Recent years have witnessed renewed interest in international and transnational history across the discipline, as the “global turn” in contemporary history writing has recast the field of international relations from a variety of fresh perspectives.  Yet there are still key areas of inquiry that remain remarkably under-explored. New transnational histories of the Cold War, for example, have concentrated on the relationship between the so-called First and Third Worlds, or focused on countries in the ‘Global South’.  Continue reading [CFP] Africa, Eastern Europe and the Dream of International Socialism

[CFP] History of the French Communist Party in a Transnational Perspective


Maison des Sciences de l’Homme, Dijon

25-27 May 2016

Ce colloque international organisé dans le cadre du programme Paprik@2F (Portail Archives Politiques Recherches Indexation Komintern et Fonds français) financé par l’Agence Nationale de la Recherche (ANR) et porté par la Maison des Sciences de l’Homme (MSH) avec le soutien du Centre Georges Chevrier et en partenariat avec les Archives nationales, vise à considérer le Parti communiste français comme un objet transnational à part entière, à la lumière d’une historiographie internationalisée en plein renouvellement.

Lancé en avril 2013, le programme Paprik@2F s’est fixé comme objectif d’indexer, d’inventorier, de numériser et de mettre en ligne les « fonds français » du Komintern et les archives de la surveillance d’État muni d’un outil de recherche performant. Ce portail vise également à devenir un centre de ressources virtuel de référence sur l’histoire du Parti communiste français.
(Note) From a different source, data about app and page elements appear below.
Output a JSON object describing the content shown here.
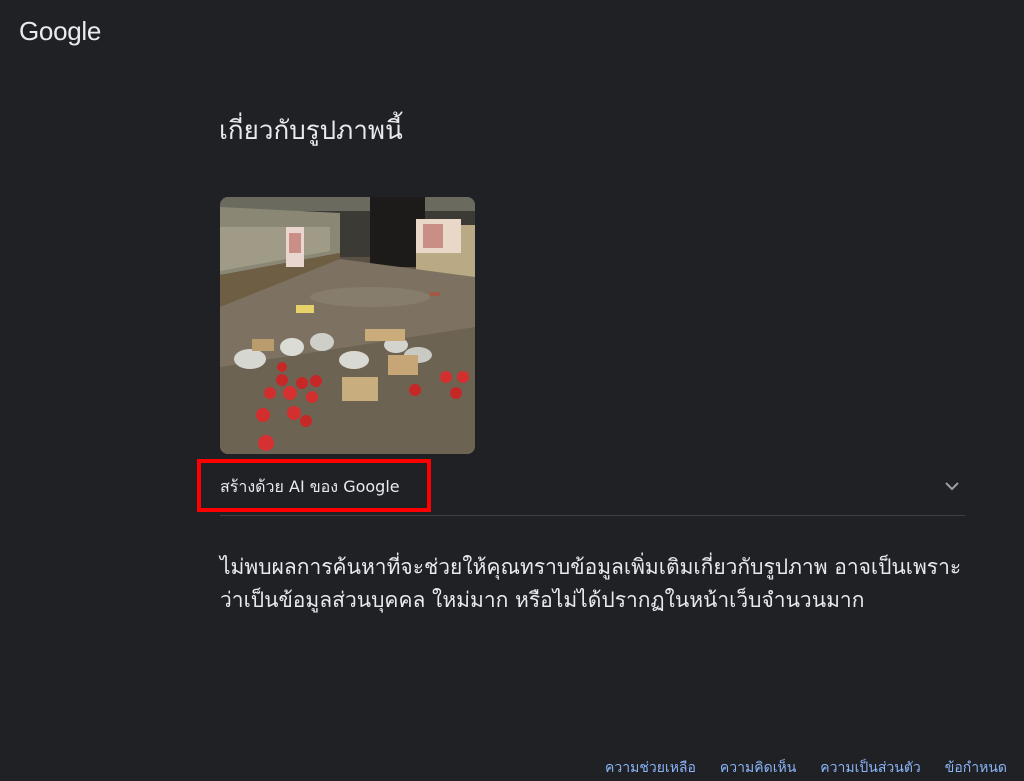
{
  "header": {
    "logo_text": "Google"
  },
  "main": {
    "title": "เกี่ยวกับรูปภาพนี้",
    "image_alt": "ร้านทองที่น้ำท่วม มีกล่องแหวนรูปหัวใจสีแดงกระจายบนพื้นโคลน",
    "ai_label": "สร้างด้วย AI ของ Google",
    "message": "ไม่พบผลการค้นหาที่จะช่วยให้คุณทราบข้อมูลเพิ่มเติมเกี่ยวกับรูปภาพ อาจเป็นเพราะว่าเป็นข้อมูลส่วนบุคคล ใหม่มาก หรือไม่ได้ปรากฏในหน้าเว็บจำนวนมาก"
  },
  "footer": {
    "links": [
      {
        "label": "ความช่วยเหลือ"
      },
      {
        "label": "ความคิดเห็น"
      },
      {
        "label": "ความเป็นส่วนตัว"
      },
      {
        "label": "ข้อกำหนด"
      }
    ]
  },
  "colors": {
    "background": "#202124",
    "text": "#e8eaed",
    "link": "#8ab4f8",
    "highlight_box": "#ff0000",
    "divider": "#3c4043"
  },
  "icons": {
    "expand": "chevron-down-icon"
  }
}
Le colloque international qui se tiendra les 25, 26 et 27 mai 2016 à Dijon clôturera donc ces trois années de travail.

Read more on the event’s official site.